Making the switch permanent can be done by editing
WaylandEnable=false, file will look like:
# GDM configuration storage # # See /usr/share/gdm/gdm.schemas for a list of available options. [daemon] # Uncomment the line below to force the login screen to use Xorg WaylandEnable=false ...
That’s it, pinch to zoom integration should work now just like it works on MacOS.
There is a problem with this integration while using some apps (terminal, text editors), for some reason, the text starts scrolling while you are zooming in/out, I haven’t dig into solving this, if you know the solution, please share.
Also, I have used CompizConfig Settings Manager in previous Ubuntu versions, in theory, it can get you the same effect, unfortunately, I gave up because it didn’t seem to cause any effect. Later I found that
xbindkeys did not worked consistently while using Wayland, I’ll likely try this alternative when I reinstall my OS, if you try it, please share the outcome.

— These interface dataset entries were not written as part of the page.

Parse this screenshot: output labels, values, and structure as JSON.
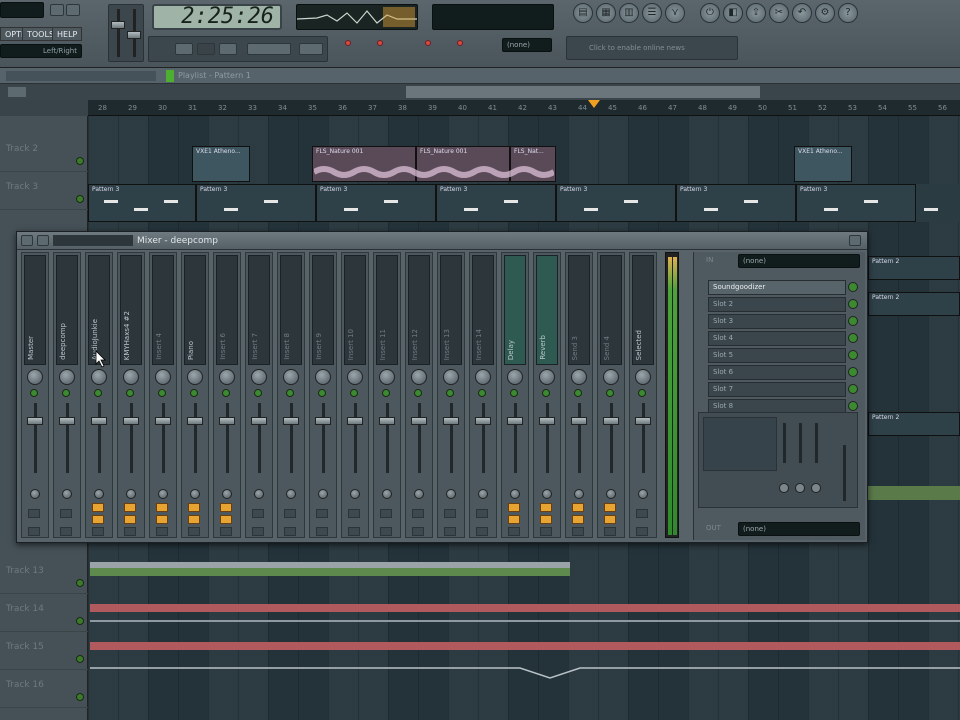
{
  "toolbar": {
    "menus": [
      "OPTIONS",
      "TOOLS",
      "HELP"
    ],
    "time": "2:25:26",
    "tempo_mode": "Left/Right",
    "hint": "Click to enable online news",
    "none_label": "(none)"
  },
  "playlist": {
    "title": "Playlist - Pattern 1",
    "tracks": [
      {
        "label": "Track 2"
      },
      {
        "label": "Track 3"
      },
      {
        "label": "Track 13"
      },
      {
        "label": "Track 14"
      },
      {
        "label": "Track 15"
      },
      {
        "label": "Track 16"
      }
    ],
    "clips": [
      {
        "label": "VXE1 Atheno..."
      },
      {
        "label": "FLS_Nature 001"
      },
      {
        "label": "FLS_Nature 001"
      },
      {
        "label": "FLS_Nat..."
      },
      {
        "label": "VXE1 Atheno..."
      }
    ],
    "patterns": [
      "Pattern 3",
      "Pattern 3",
      "Pattern 3",
      "Pattern 3",
      "Pattern 3",
      "Pattern 3",
      "Pattern 3"
    ],
    "right_patterns": [
      "Pattern 2",
      "Pattern 2",
      "Pattern 2"
    ],
    "ruler_numbers": [
      "28",
      "29",
      "30",
      "31",
      "32",
      "33",
      "34",
      "35",
      "36",
      "37",
      "38",
      "39",
      "40",
      "41",
      "42",
      "43",
      "44",
      "45",
      "46",
      "47",
      "48",
      "49",
      "50",
      "51",
      "52",
      "53",
      "54",
      "55",
      "56"
    ]
  },
  "mixer": {
    "title": "Mixer - deepcomp",
    "strips": [
      {
        "name": "Master",
        "highlight": true
      },
      {
        "name": "deepcomp",
        "highlight": true
      },
      {
        "name": "AudioJunkie",
        "highlight": true
      },
      {
        "name": "KMYHaxs4 #2",
        "highlight": true
      },
      {
        "name": "Insert 4",
        "highlight": false
      },
      {
        "name": "Piano",
        "highlight": true
      },
      {
        "name": "Insert 6",
        "highlight": false
      },
      {
        "name": "Insert 7",
        "highlight": false
      },
      {
        "name": "Insert 8",
        "highlight": false
      },
      {
        "name": "Insert 9",
        "highlight": false
      },
      {
        "name": "Insert 10",
        "highlight": false
      },
      {
        "name": "Insert 11",
        "highlight": false
      },
      {
        "name": "Insert 12",
        "highlight": false
      },
      {
        "name": "Insert 13",
        "highlight": false
      },
      {
        "name": "Insert 14",
        "highlight": false
      },
      {
        "name": "Delay",
        "highlight": true
      },
      {
        "name": "Reverb",
        "highlight": true
      },
      {
        "name": "Send 3",
        "highlight": false
      },
      {
        "name": "Send 4",
        "highlight": false
      },
      {
        "name": "Selected",
        "highlight": true
      }
    ],
    "fx_in": "(none)",
    "fx_slots": [
      "Soundgoodizer",
      "Slot 2",
      "Slot 3",
      "Slot 4",
      "Slot 5",
      "Slot 6",
      "Slot 7",
      "Slot 8"
    ],
    "fx_out": "(none)",
    "in_label": "IN",
    "out_label": "OUT"
  },
  "colors": {
    "accent_green": "#3b8a2f",
    "clip_pink": "#b7a6c0",
    "pattern_orange": "#e8a432"
  }
}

We have followed one approach to simulate the MacOS pinch to zoom on Ubuntu 22.04, while there are a couple of improvements, I’m very happy with the end result.
While it would be ideal to be able to get this behavior without installing any extra tools, it is nice that we are able to customize linux enough.
The source of this post can be found here